Alaska's superintendent of the skies
by J. Besl |
In most places, Americans can commute by road, rail, or even the second airport on the other side of town. Options like that, though, are rarely available in Alaska, where aviation is the most important (and often the only) source of transportation.
"The term that gets thrown around a lot is lifeline. That is aviation in Alaska," said Jeremy Worrall, B.S. Aviation Technology '02, who works as statewide airport operations superintendent for the Alaska Department of Transportation (DOT).
"Every day, every person in Alaska is impacted in some way by [aviation], whether they feel it or see it or not," he added. "It's not just recreation. It's not just business. It's everyday life."
Safety and security
Jeremy grew up in Anchorage, where one in 10 jobs - 15,577 at the last estimate - is tied directly to the airport. "I always had a love for aviation," he said. He earned his private pilot certificate in high school and enrolled at UAA specifically for its aviation management program.
Though the curriculum prepared him for a career in any location, his professors brought specific Alaska expertise. One professor was an airport director for Alaska DOT. Others had careers as bush pilots and rural operators.
"There was a lot of Alaska focus, and professors with tremendous industry experience. People like Paul Bowers, Leonard Kirk, Mark Madden and Ron Haney," Jeremy said. "That piece of the program was very beneficial."
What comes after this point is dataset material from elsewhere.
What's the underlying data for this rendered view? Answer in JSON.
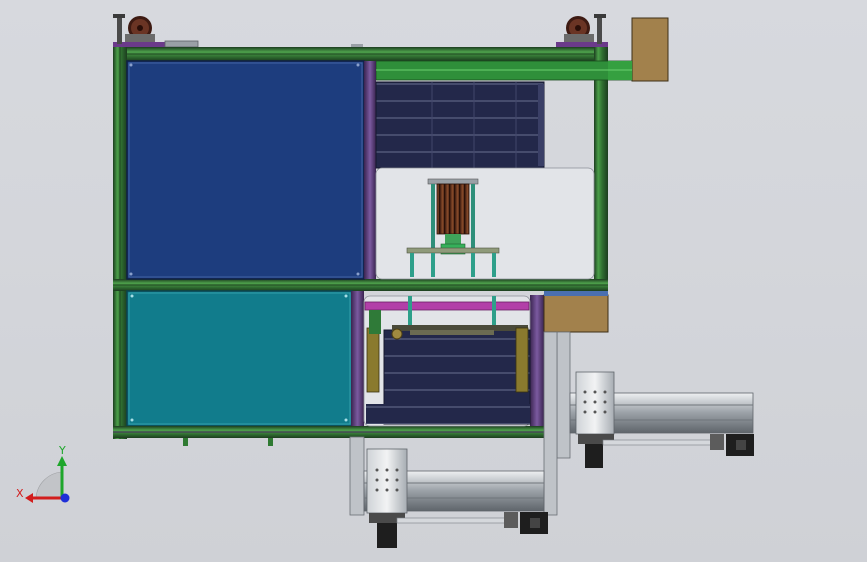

As a lifelong Alaskan, he reluctantly headed Outside after graduation to start his career (despite its hundreds of airports, there are few entry-level management jobs in Alaska, which Jeremy hopes will change over time). He first gained experience in airport operations in South Bend, Indiana, then in San Jose, California. Along the way, he earned an M.B.A. from Arizona State University.
Jeremy returned to Alaska in 2005 to work for the state DOT. In the Lower 48, most airports are under the control of a city, county or local government body, but in Alaska - with small communities scattered across a massive area - nearly every commercial-service airport is managed by the state.
Based in Juneau, Jeremy worked as a regional airport safety and security officer, focused on operation issues and regulatory compliance for the Southeast region's five FAA-certified airports.
In January 2016, DOT promoted Jeremy to statewide superintendent. Now based in Fairbanks, he oversees the state's three regional safety and security officers (including his former post in Juneau) and manages regulatory compliance for all 19 rural airports certified by the FAA for large air carrier operations.
Jeremy's statewide aviation team looks for the most effective and efficient ways to comply with federal regulations while balancing the realities of limited staff, equipment, budgets and other resources. The small but dedicated staff at DOT's remote airports meanwhile keeps Alaska moving by clearing snow in winter, painting runway markings in summer, performing aircraft rescue firefighting, inspecting runways for hazards and completing a myriad of other critical tasks that go on in the background at FAA-certified airports.
Overall, it's an extremely complex and unique system, requiring serious aviation expertise (and, occasionally, the need to coax a 450-pound seal from the runway).
Challenges and opportunities
Outside of work, Jeremy's life still revolves around the industry. He's accredited under the American Association of Airport Executives and co-chairs the group's UAS (drone) working group, which occasionally brings him to meetings in Washington, D.C. Much closer to home, he works with an Aviation Explorer Post in Fairbanks, encouraging teenagers to pursue aviation careers through site visits, internships and industry connections. He participates in the Fairbanks Chamber of Commerce transportation and infrastructure committee and is president-elect of his local Rotary Club. In 2017, he received the Aviation Excellence Award from the Northwest Chapter of the American Association of Airport Executives.
Amid all that, Jeremy's also happy to be making the most of Alaska. Along with his wife and their six kids, they squeeze in as much hiking, biking, rafting, ice fishing, hunting and skiing as they can.
He clearly loves Alaska, and he hopes to encourage more homegrown kids to pursue careers in a much-needed field that's vital to the state.
"We have a tremendous challenges in Alaska," he noted, "but we also have many opportunities. Aviation is very unique in Alaska and it's very important. Because of that, it's really valuable work.
"There are a lot of opportunities to have a positive impact and do work that matters."
Written by J. Besl, UAA Office of University Advancement